In McGibbon’s experience, one of the most common subtle signs of social anxiety at work is when an employee tends to be conspicuously absent during socially taxing situations. For example, they may make excuses or call in sick on the day of a networking session or a meeting where they need to make a presentation.
This is likely to be more apparent in a hybrid working environment, where anxious employees may seem more inclined to stay at home as much as possible to avoid interactions with their colleagues.
On the spectrum of mental health disorders, McGibbon says that social anxiety is comparatively very treatable. Therefore, educated interventions from employers and HR when they observe these behaviours can make a huge difference in improving employees’ mental health.
Supporting employees with social anxiety
In her work as an executive coach in the wellbeing space, one of the most common questions McGibbon is asked is, ‘How can I support a person with anxiety without being intrusive or making it worse?’
To help their people manage anxiety in everyday settings, she says it’s crucial that leaders know them well enough as individuals to understand what might trigger their symptoms.
“[For example], they would have to be extra aware of not picking on someone who might be feeling social anxiety in a meeting by saying, ‘Come on, what do you think?’ If they’re socially anxious, that would be the moment they’d dread.
“But, you’ve also got to try and find the balance between not making them feel uncomfortable and not ignoring them, which might feel like you’re excluding or ostracising them.”
Nonverbal behaviour can be hugely effective in achieving this, she says – eye contact or a simple nod or acknowledgement can include the employee without putting them in the spotlight.
“Without the fun and the pleasure and the enjoyment of our colleagues, the brain is going to build up a view that being in front of people is hard work.” – Audrey McGibbon, Chartered Occupational Psychologist, executive coach and wellbeing expert

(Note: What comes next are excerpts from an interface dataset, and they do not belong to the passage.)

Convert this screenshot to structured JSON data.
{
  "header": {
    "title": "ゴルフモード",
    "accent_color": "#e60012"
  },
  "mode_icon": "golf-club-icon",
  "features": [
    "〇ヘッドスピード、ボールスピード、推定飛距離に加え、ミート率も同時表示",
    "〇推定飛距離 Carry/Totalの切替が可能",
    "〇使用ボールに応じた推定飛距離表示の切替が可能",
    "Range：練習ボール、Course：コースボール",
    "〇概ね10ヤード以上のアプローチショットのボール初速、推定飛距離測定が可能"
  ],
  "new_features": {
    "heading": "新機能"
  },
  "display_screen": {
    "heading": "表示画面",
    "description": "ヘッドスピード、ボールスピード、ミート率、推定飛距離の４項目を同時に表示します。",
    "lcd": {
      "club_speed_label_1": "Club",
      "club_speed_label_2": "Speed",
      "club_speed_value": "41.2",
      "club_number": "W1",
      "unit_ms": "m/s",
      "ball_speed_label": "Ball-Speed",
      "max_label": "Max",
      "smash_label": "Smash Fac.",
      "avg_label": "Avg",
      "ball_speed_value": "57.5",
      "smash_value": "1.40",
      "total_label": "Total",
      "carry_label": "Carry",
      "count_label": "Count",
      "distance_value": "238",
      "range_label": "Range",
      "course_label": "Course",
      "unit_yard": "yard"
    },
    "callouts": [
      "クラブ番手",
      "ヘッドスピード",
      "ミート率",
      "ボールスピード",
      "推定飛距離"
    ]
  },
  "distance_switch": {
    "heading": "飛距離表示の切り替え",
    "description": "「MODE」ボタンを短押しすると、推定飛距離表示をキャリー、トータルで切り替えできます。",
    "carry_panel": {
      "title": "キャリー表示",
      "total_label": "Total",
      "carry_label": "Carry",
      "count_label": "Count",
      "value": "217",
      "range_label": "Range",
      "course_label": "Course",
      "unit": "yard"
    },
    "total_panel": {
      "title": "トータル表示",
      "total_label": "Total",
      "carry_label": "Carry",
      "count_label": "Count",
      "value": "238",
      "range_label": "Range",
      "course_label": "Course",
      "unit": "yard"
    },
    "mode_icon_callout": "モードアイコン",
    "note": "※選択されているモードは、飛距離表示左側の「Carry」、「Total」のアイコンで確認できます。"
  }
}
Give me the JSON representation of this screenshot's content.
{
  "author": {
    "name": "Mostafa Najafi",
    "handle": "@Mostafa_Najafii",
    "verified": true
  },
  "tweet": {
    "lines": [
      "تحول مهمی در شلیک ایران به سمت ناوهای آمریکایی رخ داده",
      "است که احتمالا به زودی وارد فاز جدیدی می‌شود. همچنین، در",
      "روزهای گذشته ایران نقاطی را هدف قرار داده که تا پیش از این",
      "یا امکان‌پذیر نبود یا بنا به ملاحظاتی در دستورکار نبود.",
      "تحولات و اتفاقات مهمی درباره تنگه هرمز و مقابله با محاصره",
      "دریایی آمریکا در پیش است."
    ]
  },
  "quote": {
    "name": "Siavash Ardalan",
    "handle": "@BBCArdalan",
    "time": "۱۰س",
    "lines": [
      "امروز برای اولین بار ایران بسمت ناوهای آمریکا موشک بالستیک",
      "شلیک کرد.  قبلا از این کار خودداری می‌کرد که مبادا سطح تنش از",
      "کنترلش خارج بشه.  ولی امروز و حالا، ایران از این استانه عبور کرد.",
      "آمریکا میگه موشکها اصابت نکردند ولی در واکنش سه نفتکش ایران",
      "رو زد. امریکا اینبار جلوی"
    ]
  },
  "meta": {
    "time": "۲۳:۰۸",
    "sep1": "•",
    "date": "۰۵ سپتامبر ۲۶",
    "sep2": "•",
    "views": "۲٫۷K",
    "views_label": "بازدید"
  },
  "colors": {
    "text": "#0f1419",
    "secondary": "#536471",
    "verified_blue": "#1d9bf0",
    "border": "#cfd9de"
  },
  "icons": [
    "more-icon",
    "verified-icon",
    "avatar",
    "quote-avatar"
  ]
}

Leaders should also look at preventive measures to protect employee mental health. According to McGibbon, employers’ first port of call in doing this should be examining their company culture.
“It’s very closely related to psychological safety,” she says. “Because, at its heart, social anxiety is the fear of other people judging you harshly or [making you feel] humiliated. And psychological safety [is] about leaders building a culture and team dynamics where people feel it is safe and easy to speak out without feeling judged.”
One way to cultivate a more psychologically safe environment for employees with social anxiety is by encouraging open discussions about mental health so employees feel safe to seek support.
Another important step is facilitating healthy and enjoyable social interactions. These dropped off during COVID-19 lockdown periods, says McGibbon, and the negative impact this had on employee mental health is palpable.
“Without the fun and the pleasure and the enjoyment of our colleagues, the brain is going to build up a view that being in front of people is hard work, and is something to be feared,” she says.
Employers should also establish initiatives designed to equip employees with the tools to nurture their own mental health, she adds.
“Everybody’s got mental health. It’s the most inclusive concept there is. And we should be talking about it more,” she says. “I’d be building it into every sort of early career talent program – ‘Mastering social anxiety’.”
By taking steps like this to support employees experiencing social anxiety, leaders not only enhance the wellbeing of their workforce but also contribute to the overall success of their organisations.
“If [one in six] people are going to self-limit their opportunities because they’re [worried about] putting themselves out there for fear of harsh judgement, it’s really worth getting on top of that.”
Learn how to develop a practical, evidence-based action plan to address mental health challenges in the workplace by booking your place at AHRI’s mental health first aid course.